(DATA PROVIDED)

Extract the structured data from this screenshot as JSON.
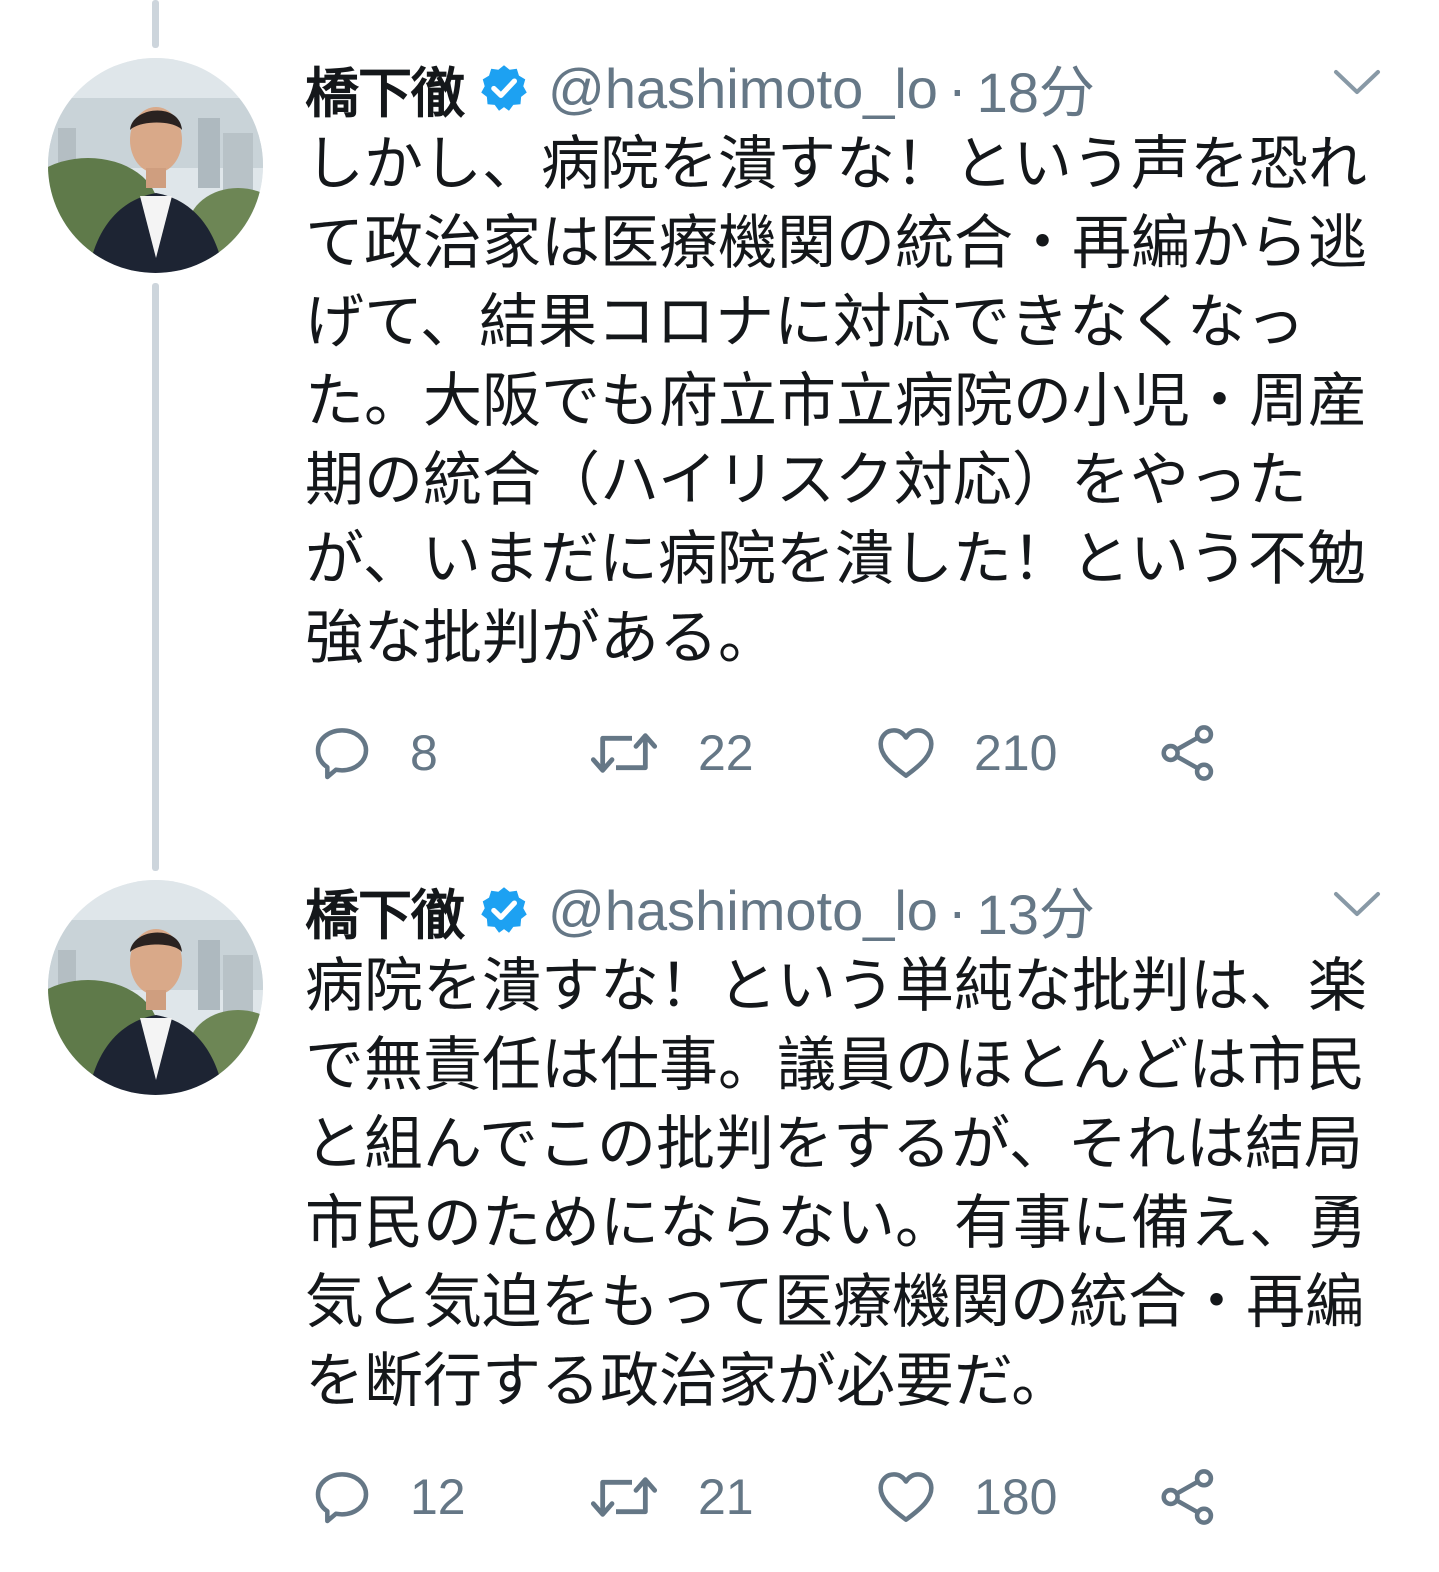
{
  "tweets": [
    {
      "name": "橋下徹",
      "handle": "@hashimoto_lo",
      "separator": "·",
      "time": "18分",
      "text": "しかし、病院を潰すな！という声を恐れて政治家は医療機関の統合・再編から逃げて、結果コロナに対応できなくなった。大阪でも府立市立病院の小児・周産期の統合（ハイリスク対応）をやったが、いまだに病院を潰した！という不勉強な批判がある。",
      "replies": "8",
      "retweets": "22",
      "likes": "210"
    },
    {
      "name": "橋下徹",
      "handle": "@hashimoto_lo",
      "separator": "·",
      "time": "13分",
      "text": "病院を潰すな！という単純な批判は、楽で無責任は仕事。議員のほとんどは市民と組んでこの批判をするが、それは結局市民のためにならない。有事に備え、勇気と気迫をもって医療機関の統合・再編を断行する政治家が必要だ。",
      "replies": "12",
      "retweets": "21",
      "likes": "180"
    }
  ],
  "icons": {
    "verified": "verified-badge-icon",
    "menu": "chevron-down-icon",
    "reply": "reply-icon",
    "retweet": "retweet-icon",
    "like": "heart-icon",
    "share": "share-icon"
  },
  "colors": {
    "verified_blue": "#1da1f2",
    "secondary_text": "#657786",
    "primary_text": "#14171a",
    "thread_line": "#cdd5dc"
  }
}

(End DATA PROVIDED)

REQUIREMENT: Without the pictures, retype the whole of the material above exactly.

YOUR RESPONSE:
Extract the structured data from this screenshot as JSON.
{
  "tweets": [
    {
      "name": "橋下徹",
      "handle": "@hashimoto_lo",
      "separator": "·",
      "time": "18分",
      "text": "しかし、病院を潰すな！という声を恐れて政治家は医療機関の統合・再編から逃げて、結果コロナに対応できなくなった。大阪でも府立市立病院の小児・周産期の統合（ハイリスク対応）をやったが、いまだに病院を潰した！という不勉強な批判がある。",
      "replies": "8",
      "retweets": "22",
      "likes": "210"
    },
    {
      "name": "橋下徹",
      "handle": "@hashimoto_lo",
      "separator": "·",
      "time": "13分",
      "text": "病院を潰すな！という単純な批判は、楽で無責任は仕事。議員のほとんどは市民と組んでこの批判をするが、それは結局市民のためにならない。有事に備え、勇気と気迫をもって医療機関の統合・再編を断行する政治家が必要だ。",
      "replies": "12",
      "retweets": "21",
      "likes": "180"
    }
  ],
  "icons": {
    "verified": "verified-badge-icon",
    "menu": "chevron-down-icon",
    "reply": "reply-icon",
    "retweet": "retweet-icon",
    "like": "heart-icon",
    "share": "share-icon"
  },
  "colors": {
    "verified_blue": "#1da1f2",
    "secondary_text": "#657786",
    "primary_text": "#14171a",
    "thread_line": "#cdd5dc"
  }
}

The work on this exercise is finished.